From a time long before the internet and advanced advertising technology - when roadside shock value was the name of the game, businesses along the American roadside used all kinds of wacky signs and statues to lure motorists in. This big fella is an enduring testament to a bygone era of the kitschy American roadside landscape.
There is a lot of documented history on these giants already - so I won’t go into all of that here. But, if you are interested in the back story of the Phillips 66 Cowboy (a.k.a. Muffler Man) check out: https://www.roadsideamerica.com/story/47459 and https://usagiants.com/about/ Both are excellent resources on the history and variations of these giants as well as information on the International Fiberglass Company that ended up producing them. The Roadside America link above actually has an interview with the owner of International Fiberglass and he goes through the entire history.

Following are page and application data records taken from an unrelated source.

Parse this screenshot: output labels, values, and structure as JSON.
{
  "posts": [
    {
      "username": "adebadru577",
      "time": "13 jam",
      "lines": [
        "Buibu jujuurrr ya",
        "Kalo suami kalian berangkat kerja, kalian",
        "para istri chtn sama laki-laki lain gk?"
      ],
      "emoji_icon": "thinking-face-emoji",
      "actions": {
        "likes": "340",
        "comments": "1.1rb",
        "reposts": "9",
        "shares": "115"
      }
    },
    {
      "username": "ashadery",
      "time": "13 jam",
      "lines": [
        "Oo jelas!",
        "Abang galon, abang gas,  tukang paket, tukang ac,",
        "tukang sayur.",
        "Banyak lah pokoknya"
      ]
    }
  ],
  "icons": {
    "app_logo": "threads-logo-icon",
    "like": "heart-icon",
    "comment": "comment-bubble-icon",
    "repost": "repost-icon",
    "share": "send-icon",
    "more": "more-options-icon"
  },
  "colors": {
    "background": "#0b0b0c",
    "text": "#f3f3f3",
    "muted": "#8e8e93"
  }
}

Ron and Maxine (the original owners) operated a Phillips 66 station back in the early 60’s in Havre de Grace, Maryland. When the sales reps came around showing off their new “sales booster” (a 20 foot tall fiberglass cowboy who looks like one of the lantern jawed characters from a 50’s Superman comic book), Ron opted to purchase one and have it permanently in place at his station.
He became an instant attraction. He originally was mounted on the roof of the station but was later moved to the ground and stood in front of it. Ron fashioned a special cart for the cowboy and he was even wheeled through downtown Havre de Grace for a parade. He is so enormous that he had to be leaned back at times to clear the power lines that crossed the road.
In the early 90’s Ron painted him in Desert Storm camouflage to show support for the troops.
By the early 2000s Ron had sold the station and retired but he knew he could not just leave the big fella out there alone, so he put him on a trailer and stored him at his home nearby. I was able to get in touch with Ron a while back and after more than a year of talking and going back and forth, I was fortunate enough to have the opportunity to buy the cowboy. In my opinion, he looks a lot like my good friend and old band mate Jeff Ball… So I am going to name him Jeff. (There is a pic below of Jeff mugging it up next to his fiberglass likeness).
No offense to the troops, but I will be repainting big Jeff back to his original colors (or at least very close to original). I feel that it is the right thing to do. He will become part of a service station installation at Ghost Town. He still has his original hat which is very uncommon as all too often the hats blew off and were lost or severely damaged.
The pics and video below are a sampling of some that I just took when we were moving him and a few vintage shots that Ron and Maxine still had… along with a shot of the two of them standing with the big guy right before we loaded him on the truck.